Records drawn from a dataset
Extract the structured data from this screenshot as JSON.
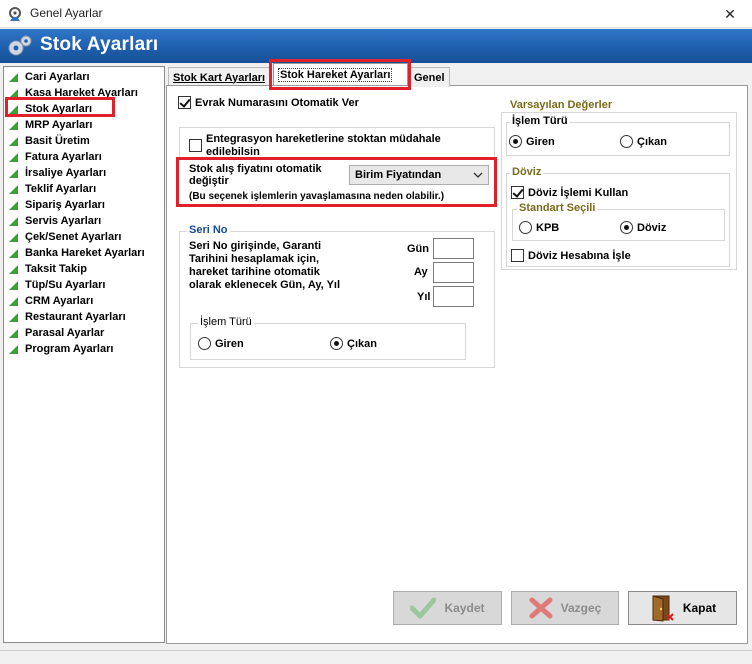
{
  "window": {
    "title": "Genel Ayarlar",
    "close_glyph": "✕"
  },
  "header": {
    "title": "Stok Ayarları"
  },
  "sidebar": {
    "items": [
      "Cari Ayarları",
      "Kasa Hareket Ayarları",
      "Stok Ayarları",
      "MRP Ayarları",
      "Basit Üretim",
      "Fatura Ayarları",
      "İrsaliye Ayarları",
      "Teklif Ayarları",
      "Sipariş Ayarları",
      "Servis Ayarları",
      "Çek/Senet Ayarları",
      "Banka Hareket Ayarları",
      "Taksit Takip",
      "Tüp/Su Ayarları",
      "CRM Ayarları",
      "Restaurant Ayarları",
      "Parasal Ayarlar",
      "Program Ayarları"
    ],
    "selected": "Stok Ayarları"
  },
  "tabs": {
    "stok_kart": "Stok Kart Ayarları",
    "stok_hareket": "Stok Hareket Ayarları",
    "genel": "Genel",
    "active": "Stok Hareket Ayarları"
  },
  "settings": {
    "evrak_numarasi": {
      "label": "Evrak Numarasını Otomatik Ver",
      "checked": true
    },
    "entegrasyon": {
      "label_line1": "Entegrasyon hareketlerine stoktan müdahale",
      "label_line2": "edilebilsin",
      "checked": false
    },
    "stok_alis": {
      "label_line1": "Stok alış fiyatını otomatik",
      "label_line2": "değiştir",
      "selected": "Birim Fiyatından",
      "warning": "(Bu seçenek işlemlerin yavaşlamasına neden olabilir.)"
    }
  },
  "seri_no": {
    "legend": "Seri No",
    "description_lines": [
      "Seri No girişinde, Garanti",
      "Tarihini hesaplamak için,",
      "hareket tarihine otomatik",
      "olarak eklenecek Gün, Ay, Yıl"
    ],
    "gun_label": "Gün",
    "gun_value": "",
    "ay_label": "Ay",
    "ay_value": "",
    "yil_label": "Yıl",
    "yil_value": "",
    "islem_turu": {
      "legend": "İşlem Türü",
      "giren": "Giren",
      "cikan": "Çıkan",
      "selected": "Çıkan"
    }
  },
  "varsayilan": {
    "legend": "Varsayılan Değerler",
    "islem_turu": {
      "legend": "İşlem Türü",
      "giren": "Giren",
      "cikan": "Çıkan",
      "selected": "Giren"
    },
    "doviz": {
      "legend": "Döviz",
      "doviz_islemi_kullan": {
        "label": "Döviz İşlemi Kullan",
        "checked": true
      },
      "standart_secili": {
        "legend": "Standart Seçili",
        "kpb": "KPB",
        "doviz": "Döviz",
        "selected": "Döviz"
      },
      "doviz_hesabina_isle": {
        "label": "Döviz Hesabına İşle",
        "checked": false
      }
    }
  },
  "buttons": {
    "kaydet": "Kaydet",
    "vazgec": "Vazgeç",
    "kapat": "Kapat"
  },
  "colors": {
    "highlight": "#e0202a",
    "header": "#1f5fae",
    "legend_olive": "#7a6a1a",
    "legend_blue": "#1a4a9c",
    "tree_green": "#3aa03a"
  }
}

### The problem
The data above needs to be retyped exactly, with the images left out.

### Response to this exercise
Extract the structured data from this screenshot as JSON.
{
  "window": {
    "title": "Genel Ayarlar",
    "close_glyph": "✕"
  },
  "header": {
    "title": "Stok Ayarları"
  },
  "sidebar": {
    "items": [
      "Cari Ayarları",
      "Kasa Hareket Ayarları",
      "Stok Ayarları",
      "MRP Ayarları",
      "Basit Üretim",
      "Fatura Ayarları",
      "İrsaliye Ayarları",
      "Teklif Ayarları",
      "Sipariş Ayarları",
      "Servis Ayarları",
      "Çek/Senet Ayarları",
      "Banka Hareket Ayarları",
      "Taksit Takip",
      "Tüp/Su Ayarları",
      "CRM Ayarları",
      "Restaurant Ayarları",
      "Parasal Ayarlar",
      "Program Ayarları"
    ],
    "selected": "Stok Ayarları"
  },
  "tabs": {
    "stok_kart": "Stok Kart Ayarları",
    "stok_hareket": "Stok Hareket Ayarları",
    "genel": "Genel",
    "active": "Stok Hareket Ayarları"
  },
  "settings": {
    "evrak_numarasi": {
      "label": "Evrak Numarasını Otomatik Ver",
      "checked": true
    },
    "entegrasyon": {
      "label_line1": "Entegrasyon hareketlerine stoktan müdahale",
      "label_line2": "edilebilsin",
      "checked": false
    },
    "stok_alis": {
      "label_line1": "Stok alış fiyatını otomatik",
      "label_line2": "değiştir",
      "selected": "Birim Fiyatından",
      "warning": "(Bu seçenek işlemlerin yavaşlamasına neden olabilir.)"
    }
  },
  "seri_no": {
    "legend": "Seri No",
    "description_lines": [
      "Seri No girişinde, Garanti",
      "Tarihini hesaplamak için,",
      "hareket tarihine otomatik",
      "olarak eklenecek Gün, Ay, Yıl"
    ],
    "gun_label": "Gün",
    "gun_value": "",
    "ay_label": "Ay",
    "ay_value": "",
    "yil_label": "Yıl",
    "yil_value": "",
    "islem_turu": {
      "legend": "İşlem Türü",
      "giren": "Giren",
      "cikan": "Çıkan",
      "selected": "Çıkan"
    }
  },
  "varsayilan": {
    "legend": "Varsayılan Değerler",
    "islem_turu": {
      "legend": "İşlem Türü",
      "giren": "Giren",
      "cikan": "Çıkan",
      "selected": "Giren"
    },
    "doviz": {
      "legend": "Döviz",
      "doviz_islemi_kullan": {
        "label": "Döviz İşlemi Kullan",
        "checked": true
      },
      "standart_secili": {
        "legend": "Standart Seçili",
        "kpb": "KPB",
        "doviz": "Döviz",
        "selected": "Döviz"
      },
      "doviz_hesabina_isle": {
        "label": "Döviz Hesabına İşle",
        "checked": false
      }
    }
  },
  "buttons": {
    "kaydet": "Kaydet",
    "vazgec": "Vazgeç",
    "kapat": "Kapat"
  },
  "colors": {
    "highlight": "#e0202a",
    "header": "#1f5fae",
    "legend_olive": "#7a6a1a",
    "legend_blue": "#1a4a9c",
    "tree_green": "#3aa03a"
  }
}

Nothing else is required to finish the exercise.